**What this task involves**
Go through the listing beneath this task and return every line that carries the string "desc".

***

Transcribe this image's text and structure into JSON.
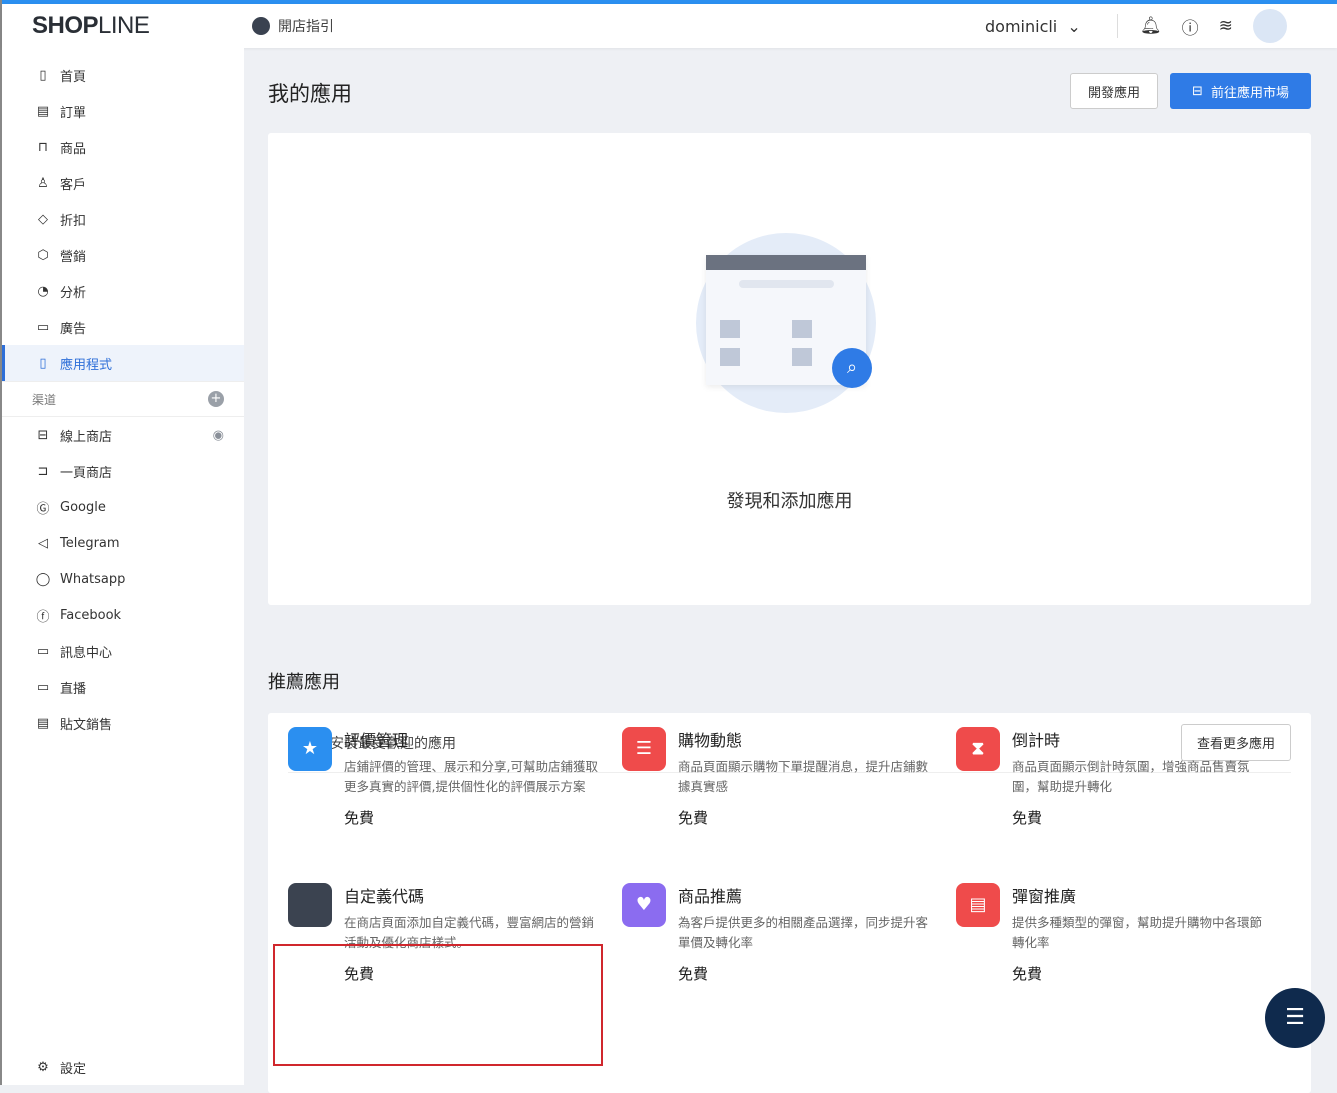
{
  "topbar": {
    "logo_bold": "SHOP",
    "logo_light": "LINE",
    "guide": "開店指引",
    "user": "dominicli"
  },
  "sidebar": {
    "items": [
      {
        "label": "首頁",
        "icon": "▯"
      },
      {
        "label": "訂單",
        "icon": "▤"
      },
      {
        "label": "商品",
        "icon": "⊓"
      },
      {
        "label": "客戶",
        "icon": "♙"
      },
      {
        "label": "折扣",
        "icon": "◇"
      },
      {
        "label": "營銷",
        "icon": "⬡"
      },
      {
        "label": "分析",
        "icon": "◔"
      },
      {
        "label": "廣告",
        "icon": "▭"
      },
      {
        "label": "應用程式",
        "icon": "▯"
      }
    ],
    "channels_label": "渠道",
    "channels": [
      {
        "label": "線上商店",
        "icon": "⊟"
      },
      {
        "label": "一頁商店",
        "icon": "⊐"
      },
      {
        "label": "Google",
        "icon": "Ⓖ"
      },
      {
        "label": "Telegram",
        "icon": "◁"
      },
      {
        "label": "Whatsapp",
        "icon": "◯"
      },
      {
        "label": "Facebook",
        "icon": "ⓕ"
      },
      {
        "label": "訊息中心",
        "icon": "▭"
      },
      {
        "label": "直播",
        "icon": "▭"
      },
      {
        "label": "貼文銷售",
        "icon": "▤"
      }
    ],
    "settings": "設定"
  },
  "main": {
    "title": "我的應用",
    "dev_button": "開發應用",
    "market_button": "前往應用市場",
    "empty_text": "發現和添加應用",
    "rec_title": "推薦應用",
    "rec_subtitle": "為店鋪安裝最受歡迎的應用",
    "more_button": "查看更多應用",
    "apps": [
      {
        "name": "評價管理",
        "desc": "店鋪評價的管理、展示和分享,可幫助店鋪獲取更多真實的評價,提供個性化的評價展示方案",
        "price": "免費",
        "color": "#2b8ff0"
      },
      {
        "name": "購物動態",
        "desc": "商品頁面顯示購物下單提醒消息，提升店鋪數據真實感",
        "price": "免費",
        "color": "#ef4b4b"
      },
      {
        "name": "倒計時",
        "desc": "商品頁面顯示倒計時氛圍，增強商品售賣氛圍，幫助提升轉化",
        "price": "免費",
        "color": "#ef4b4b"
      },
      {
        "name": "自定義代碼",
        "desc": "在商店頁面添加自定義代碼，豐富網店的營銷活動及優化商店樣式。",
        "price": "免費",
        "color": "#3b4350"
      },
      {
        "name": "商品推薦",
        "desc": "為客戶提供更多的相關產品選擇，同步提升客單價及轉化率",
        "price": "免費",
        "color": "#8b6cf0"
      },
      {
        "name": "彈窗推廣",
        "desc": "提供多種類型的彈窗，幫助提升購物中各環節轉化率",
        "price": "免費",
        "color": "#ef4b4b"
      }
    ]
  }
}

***

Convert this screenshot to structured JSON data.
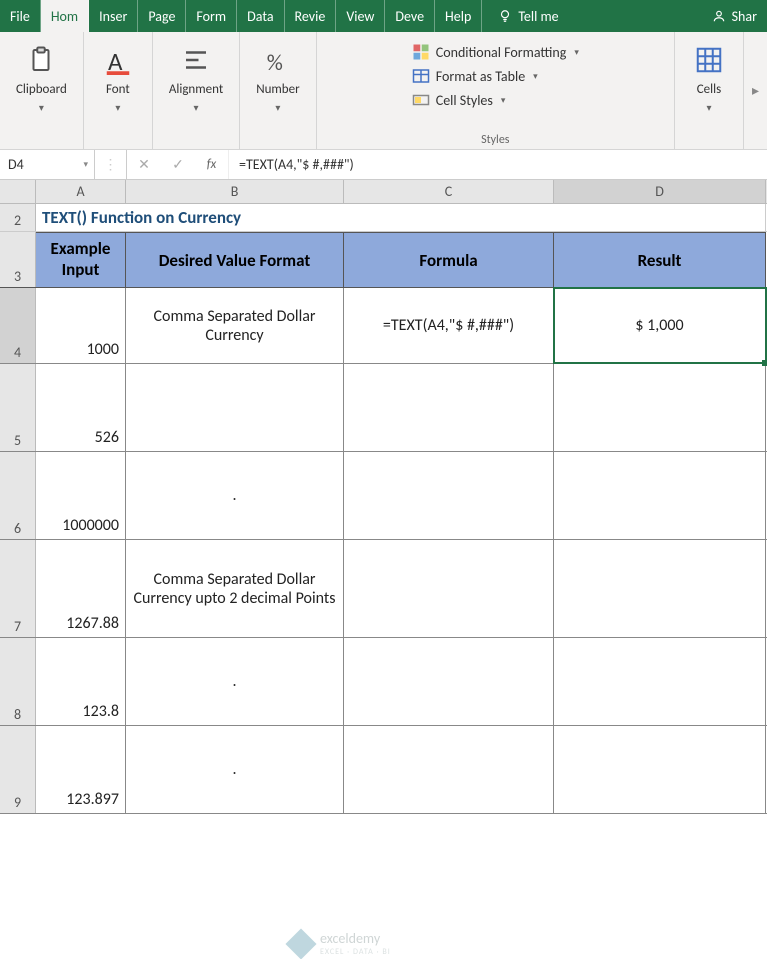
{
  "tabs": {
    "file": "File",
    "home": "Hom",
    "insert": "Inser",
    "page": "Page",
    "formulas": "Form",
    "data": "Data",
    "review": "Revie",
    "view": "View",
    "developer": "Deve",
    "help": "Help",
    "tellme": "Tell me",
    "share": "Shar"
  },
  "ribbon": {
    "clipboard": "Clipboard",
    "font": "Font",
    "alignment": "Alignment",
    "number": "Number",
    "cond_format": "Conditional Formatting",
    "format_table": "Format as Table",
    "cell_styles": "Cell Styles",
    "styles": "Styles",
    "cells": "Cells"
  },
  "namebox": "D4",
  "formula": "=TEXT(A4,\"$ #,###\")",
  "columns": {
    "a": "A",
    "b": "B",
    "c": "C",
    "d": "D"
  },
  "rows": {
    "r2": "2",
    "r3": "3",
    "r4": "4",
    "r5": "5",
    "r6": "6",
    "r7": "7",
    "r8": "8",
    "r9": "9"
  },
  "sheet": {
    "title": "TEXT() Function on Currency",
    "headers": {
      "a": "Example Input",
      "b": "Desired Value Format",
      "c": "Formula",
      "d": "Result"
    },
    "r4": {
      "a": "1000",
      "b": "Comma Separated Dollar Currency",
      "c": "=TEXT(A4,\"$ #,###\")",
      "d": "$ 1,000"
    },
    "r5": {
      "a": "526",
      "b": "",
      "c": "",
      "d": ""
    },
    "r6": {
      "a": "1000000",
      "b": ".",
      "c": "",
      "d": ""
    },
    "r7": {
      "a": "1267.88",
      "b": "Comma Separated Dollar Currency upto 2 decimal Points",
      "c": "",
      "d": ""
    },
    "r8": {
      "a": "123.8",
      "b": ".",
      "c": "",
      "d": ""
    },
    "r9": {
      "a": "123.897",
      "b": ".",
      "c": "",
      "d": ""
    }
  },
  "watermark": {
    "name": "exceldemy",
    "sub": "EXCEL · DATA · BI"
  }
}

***

**Result of the exercise**
        "desc": "店鋪評價的管理、展示和分享,可幫助店鋪獲取更多真實的評價,提供個性化的評價展示方案",
        "desc": "商品頁面顯示購物下單提醒消息，提升店鋪數據真實感",
        "desc": "商品頁面顯示倒計時氛圍，增強商品售賣氛圍，幫助提升轉化",
        "desc": "在商店頁面添加自定義代碼，豐富網店的營銷活動及優化商店樣式。",
        "desc": "為客戶提供更多的相關產品選擇，同步提升客單價及轉化率",
        "desc": "提供多種類型的彈窗，幫助提升購物中各環節轉化率",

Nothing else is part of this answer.